Apr 16 2020

Quiz: What’s Your Secret Kootenai Critter Identity?

Take the quiz and get a limited-edition hand-drawn wildlife sticker

I was 18 years old, a freshman at the University of Montana, and I was determined to go out on my first solo backpacking trip. The goal was a lake, about eight miles in, but I was tired by mile four. I pitched my tent in the bushes by the trail, cooked dinner, and crawled into my sleeping bag with plenty of daylight left. Darkness finally arrived after I read my entire paperback, and I snuggled down to sleep.

The huge animals arrived shortly after.

For most of the night, I clutched my bear spray and kept my tent zipped and my head inside my sleeping bag. If death was coming, I did not want to watch it approach. The rustling and crashing continued for hours. In the morning, I went to check on my bear hang, certain that it would be ripped down or missing. But it was there, untouched. Between pine needles, in the soft mud around my tent, were the five-fingered prints of racoons.

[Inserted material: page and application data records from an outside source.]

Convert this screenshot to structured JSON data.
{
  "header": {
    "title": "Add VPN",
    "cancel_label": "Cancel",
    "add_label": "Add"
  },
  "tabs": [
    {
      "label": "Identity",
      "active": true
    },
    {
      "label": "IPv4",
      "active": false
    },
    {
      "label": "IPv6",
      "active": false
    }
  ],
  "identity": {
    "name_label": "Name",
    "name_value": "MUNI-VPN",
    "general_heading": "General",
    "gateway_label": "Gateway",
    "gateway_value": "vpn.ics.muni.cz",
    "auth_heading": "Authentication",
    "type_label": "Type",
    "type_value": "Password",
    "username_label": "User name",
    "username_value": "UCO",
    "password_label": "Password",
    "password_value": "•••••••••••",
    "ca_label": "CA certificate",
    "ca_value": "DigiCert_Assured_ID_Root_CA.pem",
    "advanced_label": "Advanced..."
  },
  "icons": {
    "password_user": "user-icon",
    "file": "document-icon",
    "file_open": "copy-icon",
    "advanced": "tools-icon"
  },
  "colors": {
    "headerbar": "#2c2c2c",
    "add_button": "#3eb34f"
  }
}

I don’t remember the lake, or the second night of my trip, only the small feeling of waiting for dawn, the primeval uncertainty of no longer being the top of the food chain.

Can you call to mind your own wild animal encounter? How did you feel? Were you scared, touched, did you laugh, snap a picture? Where were you? What was your takeaway?

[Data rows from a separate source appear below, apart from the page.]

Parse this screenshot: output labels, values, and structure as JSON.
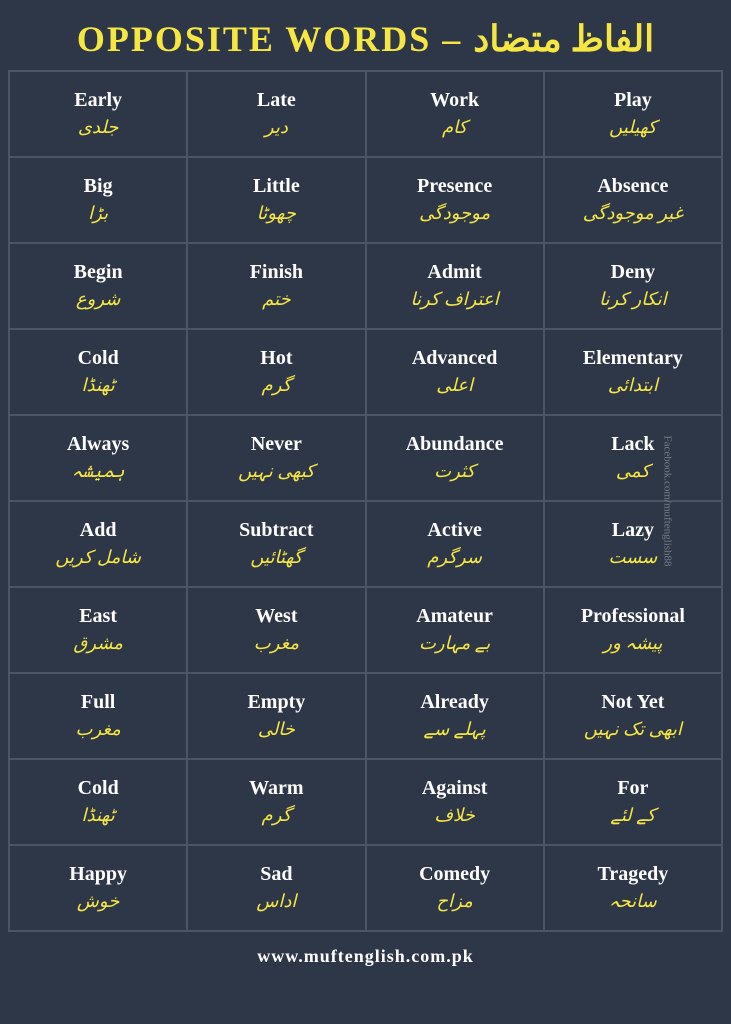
{
  "header": {
    "title": "OPPOSITE WORDS – الفاظ متضاد"
  },
  "cells": [
    {
      "english": "Early",
      "urdu": "جلدی"
    },
    {
      "english": "Late",
      "urdu": "دیر"
    },
    {
      "english": "Work",
      "urdu": "کام"
    },
    {
      "english": "Play",
      "urdu": "کھیلیں"
    },
    {
      "english": "Big",
      "urdu": "بڑا"
    },
    {
      "english": "Little",
      "urdu": "چھوٹا"
    },
    {
      "english": "Presence",
      "urdu": "موجودگی"
    },
    {
      "english": "Absence",
      "urdu": "غیر موجودگی"
    },
    {
      "english": "Begin",
      "urdu": "شروع"
    },
    {
      "english": "Finish",
      "urdu": "ختم"
    },
    {
      "english": "Admit",
      "urdu": "اعتراف کرنا"
    },
    {
      "english": "Deny",
      "urdu": "انکار کرنا"
    },
    {
      "english": "Cold",
      "urdu": "ٹھنڈا"
    },
    {
      "english": "Hot",
      "urdu": "گرم"
    },
    {
      "english": "Advanced",
      "urdu": "اعلی"
    },
    {
      "english": "Elementary",
      "urdu": "ابتدائی"
    },
    {
      "english": "Always",
      "urdu": "ہمیشہ"
    },
    {
      "english": "Never",
      "urdu": "کبھی نہیں"
    },
    {
      "english": "Abundance",
      "urdu": "کثرت"
    },
    {
      "english": "Lack",
      "urdu": "کمی"
    },
    {
      "english": "Add",
      "urdu": "شامل کریں"
    },
    {
      "english": "Subtract",
      "urdu": "گھٹائیں"
    },
    {
      "english": "Active",
      "urdu": "سرگرم"
    },
    {
      "english": "Lazy",
      "urdu": "سست"
    },
    {
      "english": "East",
      "urdu": "مشرق"
    },
    {
      "english": "West",
      "urdu": "مغرب"
    },
    {
      "english": "Amateur",
      "urdu": "بے مہارت"
    },
    {
      "english": "Professional",
      "urdu": "پیشہ ور"
    },
    {
      "english": "Full",
      "urdu": "مغرب"
    },
    {
      "english": "Empty",
      "urdu": "خالی"
    },
    {
      "english": "Already",
      "urdu": "پہلے سے"
    },
    {
      "english": "Not Yet",
      "urdu": "ابھی تک نہیں"
    },
    {
      "english": "Cold",
      "urdu": "ٹھنڈا"
    },
    {
      "english": "Warm",
      "urdu": "گرم"
    },
    {
      "english": "Against",
      "urdu": "خلاف"
    },
    {
      "english": "For",
      "urdu": "کے لئے"
    },
    {
      "english": "Happy",
      "urdu": "خوش"
    },
    {
      "english": "Sad",
      "urdu": "اداس"
    },
    {
      "english": "Comedy",
      "urdu": "مزاح"
    },
    {
      "english": "Tragedy",
      "urdu": "سانحہ"
    }
  ],
  "footer": {
    "url": "www.muftenglish.com.pk"
  },
  "watermark": {
    "fb": "Facebook.com/muftenglish88"
  }
}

The feelings that we get from encounters with wildlife are, I think, universal. The excitement, the awe, the hush that falls over us - we share these feelings regardless of our backgrounds and beliefs. Even if we don’t agree on other ideas - the importance of designated Wilderness, for example - we agree on the majesty of wildlife. 

Few places in Montana are home to more majestic wildlife than the Kootenai National Forest. Bald eagles patrol the skies, grizzlies prowl the forests, bighorn sheep explore the peaks, and westslope cutthroat trout cruise the rivers. This dense, steep, and wet area is home to a wider variety of mammals than anywhere else in the state. The cold, clear rivers and streams support diverse and healthy fish populations and the deep forests hide more than 200 bird species.


What Kootenai critter are you? Take the quiz to find out!

Take the Quiz


The lives of human residents of the Kootenai are also closely connected to the natural environment. Logging and mining have long played major roles here, and local economies are slowly diversifying by catering to outdoor recreation and tourism. Fishing, hunting, and wildlife photography play a key role in the new recreation economy. 

As the Kootenai National Forest spans 2.2 million acres, it has plenty of space for both humans and wildlife to prosper.

We’re moving towards a future in the Kootenai where timber is harvested sustainably, towns are flourishing, responsible recreation is the norm, and new protected wild country protects local ecosystems and allows wildlife to thrive. We’re working to create a future for the Kootenai National Forest where future generations can enjoy wild places and stay connected to their family traditions.

In that spirit, I’m proud to launch our Kootenai Critters quiz. It will reveal the hidden Kootenai National Forest animal that lives inside you and tell you a little bit more about just why this place is so special. I hope that it provides some much-needed fun and levity during this challenging period and makes you feel a little bit more connected to, and in awe of, the glory of our wildlife and wild places.

If learning about your secret animal identity inspires you, I’d also invite you to pledge to support the Kootenai National Forest’s wildlife and wild places, along with the communities that depend on it. Sign the pledge, and then share the quiz and pledge with your friends and family and encourage them to do the same.

And of course, spend a few minutes reminiscing about your favorite animal encounter and the importance of ensuring that our favorite animals always have room to roam. We’re committed to ensuring that both wildlife and people will be able to count on a sustainable wild future in the Kootenai and beyond, and I hope you’ll help us on that journey. 

Allie Maloney
Northwest Montana Field Director

Allie finds common ground with communities and individuals in northwest Montana to protect this wild and wet corner of our state. In her free time, she bakes pies, carves spoons, and plans her dream garden. She also likes to ski and hike.
Email Allie